Records drawn from a dataset:
'''
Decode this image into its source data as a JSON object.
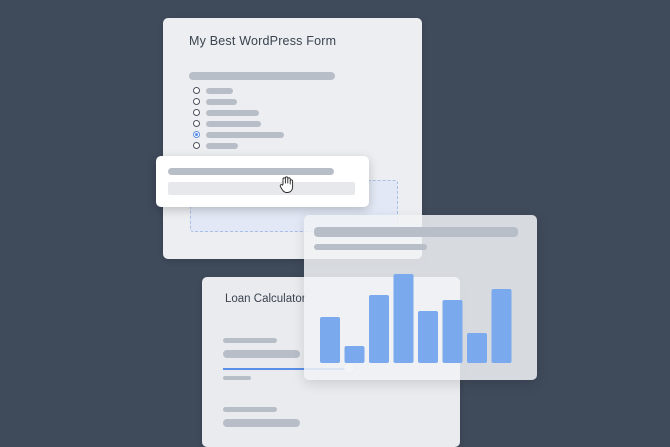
{
  "form_card": {
    "title": "My Best WordPress Form",
    "radio_options": [
      {
        "checked": false
      },
      {
        "checked": false
      },
      {
        "checked": false
      },
      {
        "checked": false
      },
      {
        "checked": true
      },
      {
        "checked": false
      }
    ]
  },
  "loan_card": {
    "title": "Loan Calculator",
    "slider_fraction": 0.9
  },
  "chart_data": {
    "type": "bar",
    "values": [
      46,
      17,
      68,
      89,
      52,
      63,
      30,
      74
    ],
    "colors": {
      "bar": "#7aa9ee"
    }
  }
}
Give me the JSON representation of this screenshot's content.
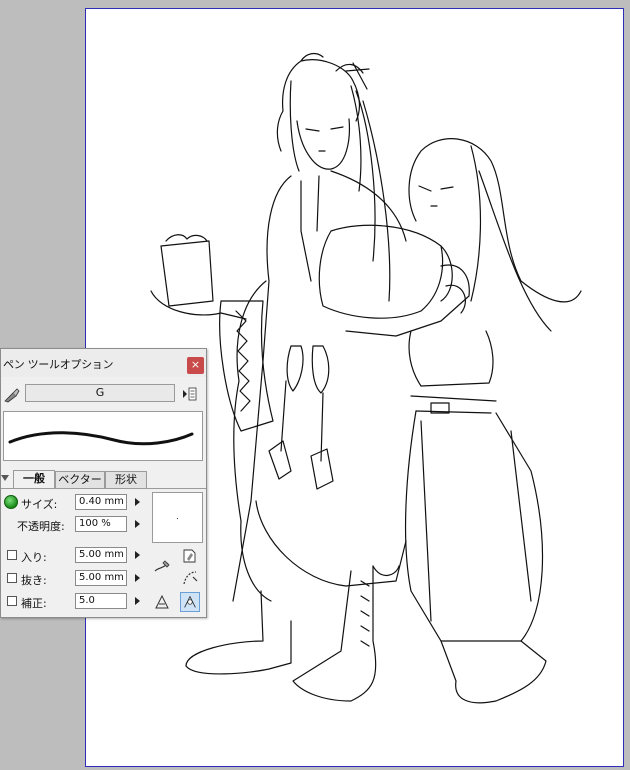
{
  "panel": {
    "title": "ペン ツールオプション",
    "close_label": "×",
    "brush_name": "G",
    "tabs": [
      "一般",
      "ベクター",
      "形状"
    ],
    "active_tab": "一般",
    "settings": [
      {
        "label": "サイズ:",
        "value": "0.40 mm",
        "enabled": true,
        "indicator": "green-dot"
      },
      {
        "label": "不透明度:",
        "value": "100 %"
      },
      {
        "label": "入り:",
        "value": "5.00 mm",
        "checked": false
      },
      {
        "label": "抜き:",
        "value": "5.00 mm",
        "checked": false
      },
      {
        "label": "補正:",
        "value": "5.0",
        "checked": false
      }
    ]
  },
  "colors": {
    "paper_border": "#2e2eb8",
    "close_button": "#c84a4a",
    "canvas_bg": "#bdbdbd",
    "size_indicator": "#1a8a1a"
  }
}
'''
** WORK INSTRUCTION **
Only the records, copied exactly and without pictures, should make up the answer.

** WRITTEN REPLY **
Decode this image into its source data as a JSON object.
{
  "form_card": {
    "title": "My Best WordPress Form",
    "radio_options": [
      {
        "checked": false
      },
      {
        "checked": false
      },
      {
        "checked": false
      },
      {
        "checked": false
      },
      {
        "checked": true
      },
      {
        "checked": false
      }
    ]
  },
  "loan_card": {
    "title": "Loan Calculator",
    "slider_fraction": 0.9
  },
  "chart_data": {
    "type": "bar",
    "values": [
      46,
      17,
      68,
      89,
      52,
      63,
      30,
      74
    ],
    "colors": {
      "bar": "#7aa9ee"
    }
  }
}
Give me the JSON representation of this screenshot's content.
{
  "panel": {
    "title": "ペン ツールオプション",
    "close_label": "×",
    "brush_name": "G",
    "tabs": [
      "一般",
      "ベクター",
      "形状"
    ],
    "active_tab": "一般",
    "settings": [
      {
        "label": "サイズ:",
        "value": "0.40 mm",
        "enabled": true,
        "indicator": "green-dot"
      },
      {
        "label": "不透明度:",
        "value": "100 %"
      },
      {
        "label": "入り:",
        "value": "5.00 mm",
        "checked": false
      },
      {
        "label": "抜き:",
        "value": "5.00 mm",
        "checked": false
      },
      {
        "label": "補正:",
        "value": "5.0",
        "checked": false
      }
    ]
  },
  "colors": {
    "paper_border": "#2e2eb8",
    "close_button": "#c84a4a",
    "canvas_bg": "#bdbdbd",
    "size_indicator": "#1a8a1a"
  }
}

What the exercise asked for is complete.